News Corp wants to buy BSkyB, at least the 61% that it doesn’t already own, and given the success that the paycaster has enjoyed over the past 21 years wouldn’t anyone asks Julian Clover?
Immediately questions are raised as to what a BSkyB firmly in the control of the Murdoch family might do to the plurality of British media. James Murdoch is and will remain the chairman of BSkyB while his father Rupert is chairman of News Corp itself. As always the problem is separating fact from comment, the British press could be characterised as either being owned by Murdoch or anti-Murdoch, which leaves little room for manoeuvre.
The main regulatory hurdle may well be put up by the European Commission. The coalition government will also decide whether to launch competition reviews into the bid, which must first be officially tabled. Arguably with Ofcom’s wholesale must carry shortly to be a feature of the Sky ratecard, the wings have already been clipped.
When it launched its four-channel service (four channels, how quaint) from Astra in 1989, Sky Television was solely in the hands of Murdoch, complete with dish giveaways in The Sun. Only when the company merged with British Satellite Broadcasting to become BSkyB did other directors find themselves around the table.
But when it came to management, no one could doubt who Sam Chisholm was working for, and from technology to programming the company was branded News Corp like a stick of Osterley rock. There is no reason to imagine how this might drastically change.
Of News Corp’s two other European pay-TV operations only Sky Italia is listed entirely on the balance sheet. Staff are still able to move from one pay-TV operation to another, though at first sight there has been more movement between Italy and Germany than there has with the UK.
One of the questions that might be asked by Brussels is whether there would be any linkage between newspapers and other media. It is surely no coincidence that Sky Sports News is being made into a pay channel just as The Times puts up a paywall and begins charging for its website. There remain plenty of other ways to access News Corp content without tapping in your credit card details first.
When the paywall was first mooted there were suggestions that a Times subscription could be bundled in with a Sky TV package. Good news for your reporter, as someone who already had a Times sub, but so far nothing doing. Indeed the only obvious connection is the inclusion of Sky listings in the Culture section of the online Sunday Times, complete with Remote Record functionality back to the Sky box. Such a service can already be found on the Sky website, making The Sunday Times offer more convenience than bundle.

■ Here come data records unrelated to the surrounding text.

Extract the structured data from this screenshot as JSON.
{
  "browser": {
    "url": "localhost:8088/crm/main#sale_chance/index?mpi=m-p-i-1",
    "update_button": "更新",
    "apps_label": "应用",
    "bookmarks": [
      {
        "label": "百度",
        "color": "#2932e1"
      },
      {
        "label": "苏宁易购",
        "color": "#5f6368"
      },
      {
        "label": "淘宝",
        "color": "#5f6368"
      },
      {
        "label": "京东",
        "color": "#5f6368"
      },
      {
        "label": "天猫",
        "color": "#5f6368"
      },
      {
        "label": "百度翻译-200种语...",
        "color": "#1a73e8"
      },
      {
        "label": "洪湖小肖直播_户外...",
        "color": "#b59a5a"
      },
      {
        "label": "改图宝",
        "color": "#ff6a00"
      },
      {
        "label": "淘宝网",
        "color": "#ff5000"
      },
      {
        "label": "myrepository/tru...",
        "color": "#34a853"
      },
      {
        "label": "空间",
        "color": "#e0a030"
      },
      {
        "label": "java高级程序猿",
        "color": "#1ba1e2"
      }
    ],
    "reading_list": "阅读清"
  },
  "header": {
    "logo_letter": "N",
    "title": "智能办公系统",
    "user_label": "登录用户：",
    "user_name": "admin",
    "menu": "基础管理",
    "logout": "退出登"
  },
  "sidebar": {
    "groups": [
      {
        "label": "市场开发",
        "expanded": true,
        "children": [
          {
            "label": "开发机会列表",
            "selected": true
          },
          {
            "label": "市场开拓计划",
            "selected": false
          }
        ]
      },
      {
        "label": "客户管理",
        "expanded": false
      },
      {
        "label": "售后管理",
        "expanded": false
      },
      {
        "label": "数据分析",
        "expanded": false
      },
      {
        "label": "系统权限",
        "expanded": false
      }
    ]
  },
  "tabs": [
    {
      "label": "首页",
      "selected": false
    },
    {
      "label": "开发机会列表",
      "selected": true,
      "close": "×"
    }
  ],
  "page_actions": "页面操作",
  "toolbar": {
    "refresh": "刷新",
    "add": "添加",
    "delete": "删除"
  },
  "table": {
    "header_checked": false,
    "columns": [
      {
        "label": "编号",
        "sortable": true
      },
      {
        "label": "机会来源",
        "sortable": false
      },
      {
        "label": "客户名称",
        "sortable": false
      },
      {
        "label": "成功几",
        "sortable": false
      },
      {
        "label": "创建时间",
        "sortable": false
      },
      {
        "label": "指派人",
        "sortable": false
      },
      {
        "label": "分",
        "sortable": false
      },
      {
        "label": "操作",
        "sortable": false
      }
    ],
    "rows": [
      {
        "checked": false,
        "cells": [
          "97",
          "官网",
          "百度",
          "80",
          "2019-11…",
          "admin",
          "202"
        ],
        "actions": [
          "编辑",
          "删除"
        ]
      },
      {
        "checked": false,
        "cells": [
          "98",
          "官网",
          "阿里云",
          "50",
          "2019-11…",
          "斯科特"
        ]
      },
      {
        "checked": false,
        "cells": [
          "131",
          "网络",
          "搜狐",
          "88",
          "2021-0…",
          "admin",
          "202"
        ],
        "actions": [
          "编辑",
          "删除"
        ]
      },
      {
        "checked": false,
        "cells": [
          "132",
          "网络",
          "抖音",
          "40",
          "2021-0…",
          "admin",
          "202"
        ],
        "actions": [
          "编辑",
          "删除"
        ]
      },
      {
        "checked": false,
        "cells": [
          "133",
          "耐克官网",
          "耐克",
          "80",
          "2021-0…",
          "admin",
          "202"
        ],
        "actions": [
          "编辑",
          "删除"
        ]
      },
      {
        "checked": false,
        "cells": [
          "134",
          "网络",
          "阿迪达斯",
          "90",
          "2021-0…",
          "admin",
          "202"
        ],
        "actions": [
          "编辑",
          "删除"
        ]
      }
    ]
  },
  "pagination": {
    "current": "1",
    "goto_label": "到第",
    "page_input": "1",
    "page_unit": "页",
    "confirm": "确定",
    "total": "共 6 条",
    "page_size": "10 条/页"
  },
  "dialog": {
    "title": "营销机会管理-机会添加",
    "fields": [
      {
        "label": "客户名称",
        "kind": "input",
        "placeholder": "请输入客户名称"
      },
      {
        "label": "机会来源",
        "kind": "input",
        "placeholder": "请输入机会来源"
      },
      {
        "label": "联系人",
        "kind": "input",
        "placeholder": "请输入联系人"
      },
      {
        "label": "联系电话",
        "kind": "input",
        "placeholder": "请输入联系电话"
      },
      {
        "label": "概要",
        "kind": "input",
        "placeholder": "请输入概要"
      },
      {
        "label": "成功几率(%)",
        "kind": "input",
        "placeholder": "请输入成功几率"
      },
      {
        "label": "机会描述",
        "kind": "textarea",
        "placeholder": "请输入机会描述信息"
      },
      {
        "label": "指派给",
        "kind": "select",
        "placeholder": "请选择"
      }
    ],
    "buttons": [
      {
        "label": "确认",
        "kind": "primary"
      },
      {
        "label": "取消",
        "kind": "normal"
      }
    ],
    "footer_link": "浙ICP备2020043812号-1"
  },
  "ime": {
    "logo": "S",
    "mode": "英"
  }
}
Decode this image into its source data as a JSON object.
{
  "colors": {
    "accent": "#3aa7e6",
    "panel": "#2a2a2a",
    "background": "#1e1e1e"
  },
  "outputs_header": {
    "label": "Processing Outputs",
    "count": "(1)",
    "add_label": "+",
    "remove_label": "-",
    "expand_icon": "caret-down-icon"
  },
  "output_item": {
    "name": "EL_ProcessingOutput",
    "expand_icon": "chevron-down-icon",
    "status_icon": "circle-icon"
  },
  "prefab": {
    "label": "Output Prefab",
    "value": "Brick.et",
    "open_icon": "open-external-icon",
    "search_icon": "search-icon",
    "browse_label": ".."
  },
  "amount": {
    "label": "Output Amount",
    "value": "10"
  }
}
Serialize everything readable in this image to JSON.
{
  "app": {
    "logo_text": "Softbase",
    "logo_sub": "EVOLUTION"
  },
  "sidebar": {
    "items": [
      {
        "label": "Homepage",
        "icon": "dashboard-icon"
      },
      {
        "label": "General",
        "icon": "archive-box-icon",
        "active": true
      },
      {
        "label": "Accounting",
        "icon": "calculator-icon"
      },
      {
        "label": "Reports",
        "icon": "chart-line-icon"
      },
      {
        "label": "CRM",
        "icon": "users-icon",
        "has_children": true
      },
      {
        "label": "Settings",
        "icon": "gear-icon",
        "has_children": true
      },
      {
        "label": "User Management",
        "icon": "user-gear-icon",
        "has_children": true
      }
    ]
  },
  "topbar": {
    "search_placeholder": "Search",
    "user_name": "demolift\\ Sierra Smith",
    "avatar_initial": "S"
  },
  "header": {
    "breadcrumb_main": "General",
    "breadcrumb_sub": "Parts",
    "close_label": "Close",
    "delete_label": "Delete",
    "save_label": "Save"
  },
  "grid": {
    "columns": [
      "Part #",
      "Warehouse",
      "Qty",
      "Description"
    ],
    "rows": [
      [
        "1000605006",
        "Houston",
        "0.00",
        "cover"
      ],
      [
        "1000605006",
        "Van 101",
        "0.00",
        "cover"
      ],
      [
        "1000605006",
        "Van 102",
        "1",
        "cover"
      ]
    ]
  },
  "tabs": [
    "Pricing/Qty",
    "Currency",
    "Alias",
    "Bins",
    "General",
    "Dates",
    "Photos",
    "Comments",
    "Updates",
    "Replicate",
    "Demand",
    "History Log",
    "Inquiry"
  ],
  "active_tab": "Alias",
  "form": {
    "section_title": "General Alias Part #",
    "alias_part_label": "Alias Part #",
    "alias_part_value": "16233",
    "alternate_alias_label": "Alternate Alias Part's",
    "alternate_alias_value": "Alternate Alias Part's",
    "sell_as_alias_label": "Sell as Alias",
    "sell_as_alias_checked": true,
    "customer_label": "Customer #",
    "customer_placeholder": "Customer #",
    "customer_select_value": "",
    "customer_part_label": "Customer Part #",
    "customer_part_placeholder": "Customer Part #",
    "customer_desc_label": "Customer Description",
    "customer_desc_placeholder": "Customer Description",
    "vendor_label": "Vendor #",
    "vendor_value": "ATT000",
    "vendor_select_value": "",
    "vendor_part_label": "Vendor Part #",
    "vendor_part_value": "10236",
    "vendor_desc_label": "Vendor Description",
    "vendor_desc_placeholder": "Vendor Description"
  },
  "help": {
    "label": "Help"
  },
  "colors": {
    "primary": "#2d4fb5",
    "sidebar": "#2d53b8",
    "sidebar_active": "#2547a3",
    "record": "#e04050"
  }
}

More likely there is nothing more to the News Corp bid for Sky that the ever astute Murdoch family having an eye for a bargain. And what better bargain can there be than one that has made investment in broadband, HD and 3D.